There currently isn’t data available pointing to exactly how many lives naloxone has saved since becoming more accessible in Minnesota, but Varin believes it has made an impact.
“On any given day at a major metro hospital such as Hennepin County Medical Center, it would not be unusual to cross paths with someone who has been treated and perhaps been saved with naloxone,” Varin said. “An estimated three million U.S. citizens are addicted to opioids, and two-thirds of those people are addicted to prescription opioid medications. It’s likely you know someone suffering from this addiction.”
Currently in Minnesota, pharmacies that dispense naloxone are able to do so through a collaborative agreement with a physician, similar to the process facilitating pharmacist-provided flu shots.
“It should be available to anyone who may need it,” Varin said.
Currently, the process can be time-consuming, so Varin suggests anyone, especially caregivers of at-risk individuals, should plan in advance to ensure naloxone is available to them.

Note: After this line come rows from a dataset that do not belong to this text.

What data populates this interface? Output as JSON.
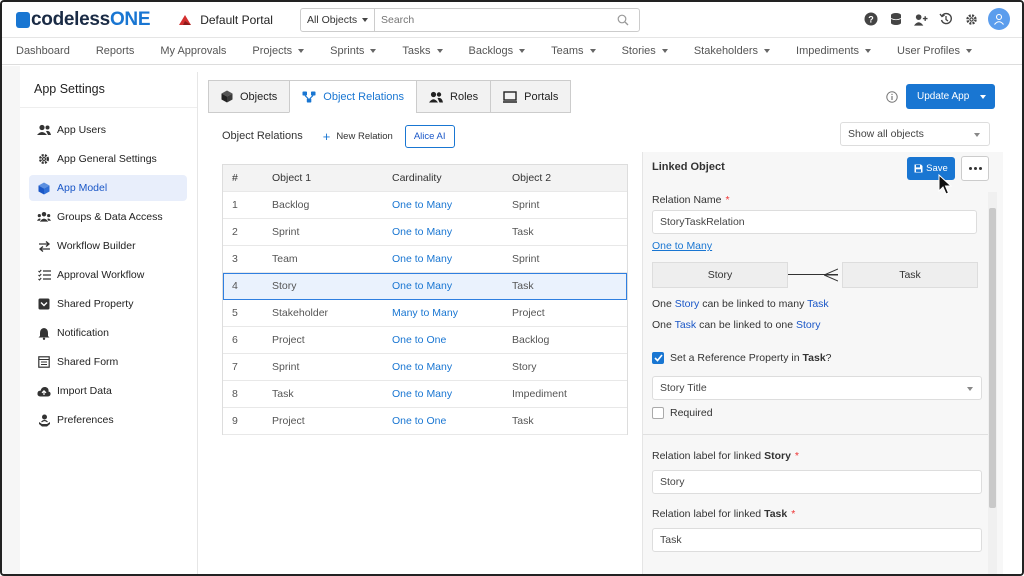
{
  "app": {
    "logo_prefix": "codeless",
    "logo_suffix": "ONE",
    "portal_name": "Default Portal"
  },
  "search": {
    "scope": "All Objects",
    "placeholder": "Search"
  },
  "nav": {
    "items": [
      "Dashboard",
      "Reports",
      "My Approvals",
      "Projects",
      "Sprints",
      "Tasks",
      "Backlogs",
      "Teams",
      "Stories",
      "Stakeholders",
      "Impediments",
      "User Profiles"
    ]
  },
  "sidebar": {
    "title": "App Settings",
    "items": [
      {
        "label": "App Users",
        "icon": "users-icon"
      },
      {
        "label": "App General Settings",
        "icon": "gear-icon"
      },
      {
        "label": "App Model",
        "icon": "cube-icon"
      },
      {
        "label": "Groups & Data Access",
        "icon": "group-icon"
      },
      {
        "label": "Workflow Builder",
        "icon": "workflow-icon"
      },
      {
        "label": "Approval Workflow",
        "icon": "checklist-icon"
      },
      {
        "label": "Shared Property",
        "icon": "property-icon"
      },
      {
        "label": "Notification",
        "icon": "bell-icon"
      },
      {
        "label": "Shared Form",
        "icon": "form-icon"
      },
      {
        "label": "Import Data",
        "icon": "upload-icon"
      },
      {
        "label": "Preferences",
        "icon": "preferences-icon"
      }
    ],
    "active_index": 2
  },
  "tabs": [
    {
      "label": "Objects",
      "icon": "cube-icon"
    },
    {
      "label": "Object Relations",
      "icon": "relations-icon"
    },
    {
      "label": "Roles",
      "icon": "roles-icon"
    },
    {
      "label": "Portals",
      "icon": "monitor-icon"
    }
  ],
  "toolbar": {
    "update_label": "Update App",
    "title": "Object Relations",
    "new_relation": "New Relation",
    "alice": "Alice AI",
    "filter": "Show all objects"
  },
  "table": {
    "headers": [
      "#",
      "Object 1",
      "Cardinality",
      "Object 2"
    ],
    "rows": [
      [
        "1",
        "Backlog",
        "One to Many",
        "Sprint"
      ],
      [
        "2",
        "Sprint",
        "One to Many",
        "Task"
      ],
      [
        "3",
        "Team",
        "One to Many",
        "Sprint"
      ],
      [
        "4",
        "Story",
        "One to Many",
        "Task"
      ],
      [
        "5",
        "Stakeholder",
        "Many to Many",
        "Project"
      ],
      [
        "6",
        "Project",
        "One to One",
        "Backlog"
      ],
      [
        "7",
        "Sprint",
        "One to Many",
        "Story"
      ],
      [
        "8",
        "Task",
        "One to Many",
        "Impediment"
      ],
      [
        "9",
        "Project",
        "One to One",
        "Task"
      ]
    ],
    "selected_row": 3
  },
  "panel": {
    "title": "Linked Object",
    "save_label": "Save",
    "relation_name_label": "Relation Name",
    "relation_name_value": "StoryTaskRelation",
    "cardinality_link": "One to Many",
    "left_object": "Story",
    "right_object": "Task",
    "desc1": {
      "pre": "One ",
      "a": "Story",
      "mid": " can be linked to many ",
      "b": "Task"
    },
    "desc2": {
      "pre": "One ",
      "a": "Task",
      "mid": " can be linked to one ",
      "b": "Story"
    },
    "ref_prop": {
      "pre": "Set a Reference Property in ",
      "obj": "Task",
      "post": "?"
    },
    "ref_select": "Story Title",
    "required_label": "Required",
    "label_story": {
      "pre": "Relation label for linked ",
      "obj": "Story"
    },
    "label_story_value": "Story",
    "label_task": {
      "pre": "Relation label for linked ",
      "obj": "Task"
    },
    "label_task_value": "Task"
  },
  "colors": {
    "accent": "#1976d2",
    "selected_bg": "#eaf2fd",
    "active_sidebar_bg": "#e8eefb"
  }
}
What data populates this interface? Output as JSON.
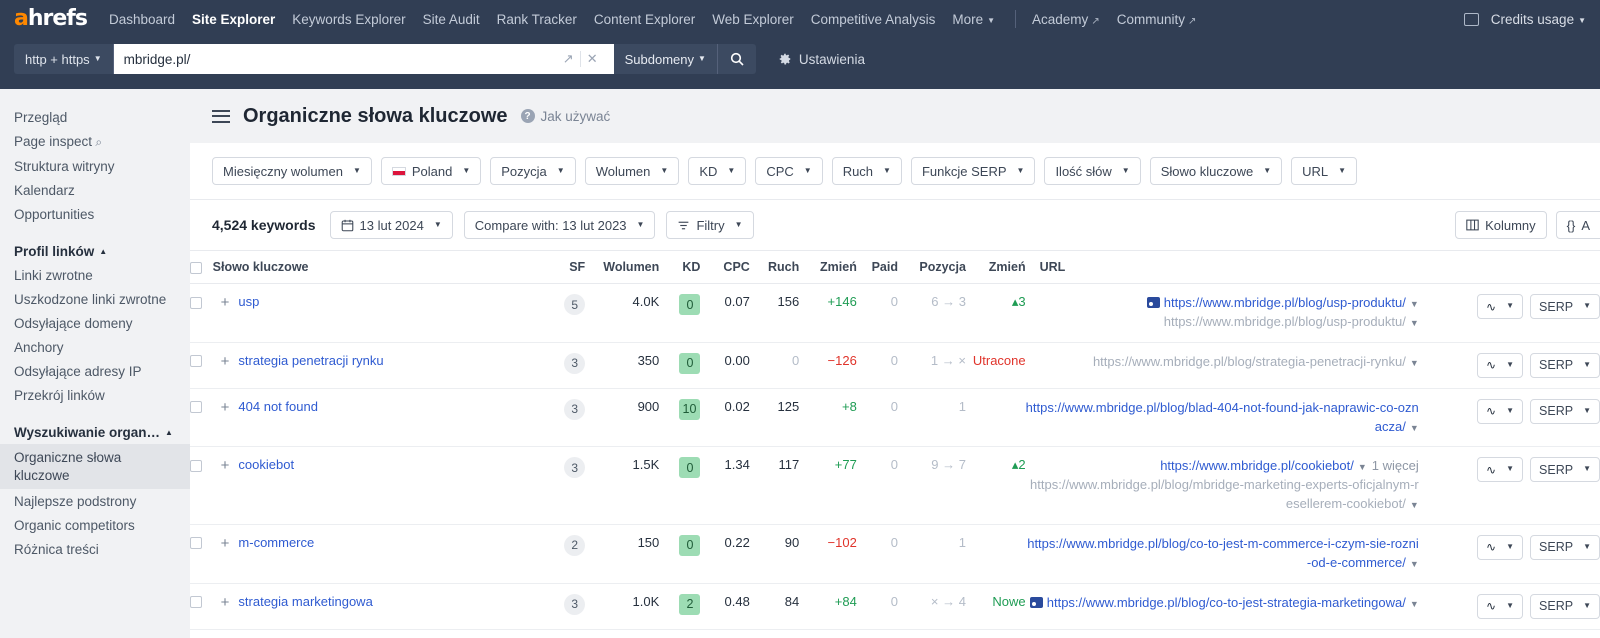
{
  "topnav": {
    "logo": "ahrefs",
    "items": [
      {
        "label": "Dashboard",
        "active": false
      },
      {
        "label": "Site Explorer",
        "active": true
      },
      {
        "label": "Keywords Explorer",
        "active": false
      },
      {
        "label": "Site Audit",
        "active": false
      },
      {
        "label": "Rank Tracker",
        "active": false
      },
      {
        "label": "Content Explorer",
        "active": false
      },
      {
        "label": "Web Explorer",
        "active": false
      },
      {
        "label": "Competitive Analysis",
        "active": false
      },
      {
        "label": "More",
        "active": false,
        "caret": true
      }
    ],
    "links": [
      {
        "label": "Academy",
        "external": true
      },
      {
        "label": "Community",
        "external": true
      }
    ],
    "credits_label": "Credits usage"
  },
  "searchbar": {
    "protocol": "http + https",
    "url_value": "mbridge.pl/",
    "scope": "Subdomeny",
    "settings_label": "Ustawienia"
  },
  "sidebar": {
    "items": [
      {
        "label": "Przegląd",
        "type": "item"
      },
      {
        "label": "Page inspect",
        "type": "item",
        "icon": "search-icon"
      },
      {
        "label": "Struktura witryny",
        "type": "item"
      },
      {
        "label": "Kalendarz",
        "type": "item"
      },
      {
        "label": "Opportunities",
        "type": "item"
      },
      {
        "label": "Profil linków",
        "type": "group"
      },
      {
        "label": "Linki zwrotne",
        "type": "item"
      },
      {
        "label": "Uszkodzone linki zwrotne",
        "type": "item"
      },
      {
        "label": "Odsyłające domeny",
        "type": "item"
      },
      {
        "label": "Anchory",
        "type": "item"
      },
      {
        "label": "Odsyłające adresy IP",
        "type": "item"
      },
      {
        "label": "Przekrój linków",
        "type": "item"
      },
      {
        "label": "Wyszukiwanie organ…",
        "type": "group"
      },
      {
        "label": "Organiczne słowa kluczowe",
        "type": "item",
        "active": true
      },
      {
        "label": "Najlepsze podstrony",
        "type": "item"
      },
      {
        "label": "Organic competitors",
        "type": "item"
      },
      {
        "label": "Różnica treści",
        "type": "item"
      }
    ]
  },
  "page": {
    "title": "Organiczne słowa kluczowe",
    "howto": "Jak używać"
  },
  "filters": [
    {
      "label": "Miesięczny wolumen"
    },
    {
      "label": "Poland",
      "flag": "pl"
    },
    {
      "label": "Pozycja"
    },
    {
      "label": "Wolumen"
    },
    {
      "label": "KD"
    },
    {
      "label": "CPC"
    },
    {
      "label": "Ruch"
    },
    {
      "label": "Funkcje SERP"
    },
    {
      "label": "Ilość słów"
    },
    {
      "label": "Słowo kluczowe"
    },
    {
      "label": "URL"
    }
  ],
  "toolbar": {
    "keywords_count": "4,524 keywords",
    "date": "13 lut 2024",
    "compare": "Compare with: 13 lut 2023",
    "filters_label": "Filtry",
    "columns_label": "Kolumny",
    "api_label": "A"
  },
  "table": {
    "columns": [
      "Słowo kluczowe",
      "SF",
      "Wolumen",
      "KD",
      "CPC",
      "Ruch",
      "Zmień",
      "Paid",
      "Pozycja",
      "Zmień",
      "URL"
    ],
    "rows": [
      {
        "keyword": "usp",
        "sf": "5",
        "volume": "4.0K",
        "kd": "0",
        "cpc": "0.07",
        "traffic": "156",
        "traffic_change": "+146",
        "traffic_change_dir": "up",
        "paid": "0",
        "position": "6 → 3",
        "pos_change": "▴3",
        "pos_change_dir": "up",
        "url_icon": "serp-feature-icon",
        "url_main": "https://www.mbridge.pl/blog/usp-produktu/",
        "url_sub": "https://www.mbridge.pl/blog/usp-produktu/",
        "more": "",
        "chart_btn": "chart-icon",
        "serp_btn": "SERP"
      },
      {
        "keyword": "strategia penetracji rynku",
        "sf": "3",
        "volume": "350",
        "kd": "0",
        "cpc": "0.00",
        "traffic": "0",
        "traffic_muted": true,
        "traffic_change": "−126",
        "traffic_change_dir": "down",
        "paid": "0",
        "position": "1 → ×",
        "pos_change": "Utracone",
        "pos_change_dir": "lost",
        "url_icon": "",
        "url_main": "",
        "url_sub": "https://www.mbridge.pl/blog/strategia-penetracji-rynku/",
        "more": "",
        "chart_btn": "chart-icon",
        "serp_btn": "SERP"
      },
      {
        "keyword": "404 not found",
        "sf": "3",
        "volume": "900",
        "kd": "10",
        "cpc": "0.02",
        "traffic": "125",
        "traffic_change": "+8",
        "traffic_change_dir": "up",
        "paid": "0",
        "position": "1",
        "pos_change": "",
        "pos_change_dir": "",
        "url_icon": "",
        "url_main": "https://www.mbridge.pl/blog/blad-404-not-found-jak-naprawic-co-oznacza/",
        "url_sub": "",
        "more": "",
        "chart_btn": "chart-icon",
        "serp_btn": "SERP"
      },
      {
        "keyword": "cookiebot",
        "sf": "3",
        "volume": "1.5K",
        "kd": "0",
        "cpc": "1.34",
        "traffic": "117",
        "traffic_change": "+77",
        "traffic_change_dir": "up",
        "paid": "0",
        "position": "9 → 7",
        "pos_change": "▴2",
        "pos_change_dir": "up",
        "url_icon": "",
        "url_main": "https://www.mbridge.pl/cookiebot/",
        "url_sub": "https://www.mbridge.pl/blog/mbridge-marketing-experts-oficjalnym-resellerem-cookiebot/",
        "more": "1 więcej",
        "chart_btn": "chart-icon",
        "serp_btn": "SERP"
      },
      {
        "keyword": "m-commerce",
        "sf": "2",
        "volume": "150",
        "kd": "0",
        "cpc": "0.22",
        "traffic": "90",
        "traffic_change": "−102",
        "traffic_change_dir": "down",
        "paid": "0",
        "position": "1",
        "pos_change": "",
        "pos_change_dir": "",
        "url_icon": "",
        "url_main": "https://www.mbridge.pl/blog/co-to-jest-m-commerce-i-czym-sie-rozni-od-e-commerce/",
        "url_sub": "",
        "more": "",
        "chart_btn": "chart-icon",
        "serp_btn": "SERP"
      },
      {
        "keyword": "strategia marketingowa",
        "sf": "3",
        "volume": "1.0K",
        "kd": "2",
        "cpc": "0.48",
        "traffic": "84",
        "traffic_change": "+84",
        "traffic_change_dir": "up",
        "paid": "0",
        "position": "× → 4",
        "pos_change": "Nowe",
        "pos_change_dir": "new",
        "url_icon": "serp-feature-icon",
        "url_main": "https://www.mbridge.pl/blog/co-to-jest-strategia-marketingowa/",
        "url_sub": "",
        "more": "",
        "chart_btn": "chart-icon",
        "serp_btn": "SERP"
      }
    ]
  },
  "colors": {
    "nav_bg": "#313e54",
    "accent_orange": "#ff8800",
    "link_blue": "#2f5bd1",
    "up_green": "#1f9c54",
    "down_red": "#e0342b",
    "kd_badge": "#9ddcb4"
  }
}
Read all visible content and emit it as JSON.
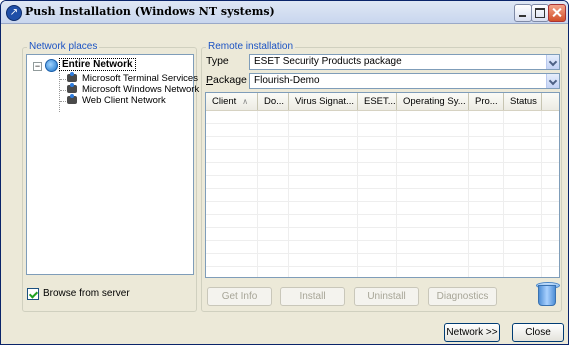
{
  "window": {
    "title": "Push Installation (Windows NT systems)"
  },
  "network_places": {
    "label": "Network places",
    "root": "Entire Network",
    "items": [
      "Microsoft Terminal Services",
      "Microsoft Windows Network",
      "Web Client Network"
    ],
    "browse_from_server": {
      "label": "Browse from server",
      "checked": true
    }
  },
  "remote_installation": {
    "label": "Remote installation",
    "type": {
      "label": "Type",
      "value": "ESET Security Products package"
    },
    "package": {
      "label": "Package",
      "value": "Flourish-Demo"
    },
    "table": {
      "columns": [
        "Client",
        "Do...",
        "Virus Signat...",
        "ESET...",
        "Operating Sy...",
        "Pro...",
        "Status"
      ],
      "rows": []
    },
    "buttons": {
      "get_info": "Get Info",
      "install": "Install",
      "uninstall": "Uninstall",
      "diagnostics": "Diagnostics"
    }
  },
  "footer": {
    "network": "Network >>",
    "close": "Close"
  }
}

“With this new generation of easier to get, quickacting, often more potent drugs, if you were to walk into your dad’s, your grandmother’s, or your child’s room and find them unconscious due to an overdose, they could be gone by the time the paramedics arrive. But if you had naloxone, it could make all the difference,” Varin said. “Having it in people’s hands will save lives.”
Associate Professor Mark Schneiderhan agrees.
“There will always be a group of people that will negatively view naloxone, and worry that the increased availability of it will be thought of as an excuse or ‘permission’ to use, and abuse, opioids. But really, the intent of making naloxone more available should be about keeping people alive,” Schneiderhan said.
Yet as naloxone becomes more available, significant education is required so that the general public understands how and when to use it.
“There are patients taking opioids as prescribed and still needing naloxone administered,” said Spring Schermer, a recent pharmacy graduate working in the field. “When patients go into respiratory failure, naloxone makes a difference. This is important in a number of settings, including places like hospice.”
Schneiderhan has committed to including more information on naloxone in his courses, and hopes others will assist in the education efforts
around naloxone and its uses so it can benefit the most people.
“The lack of knowledge is providing barriers and preventing people from ultimately getting the help they need, and in some cases that help does come in the form of naloxone,” said Schneiderhan.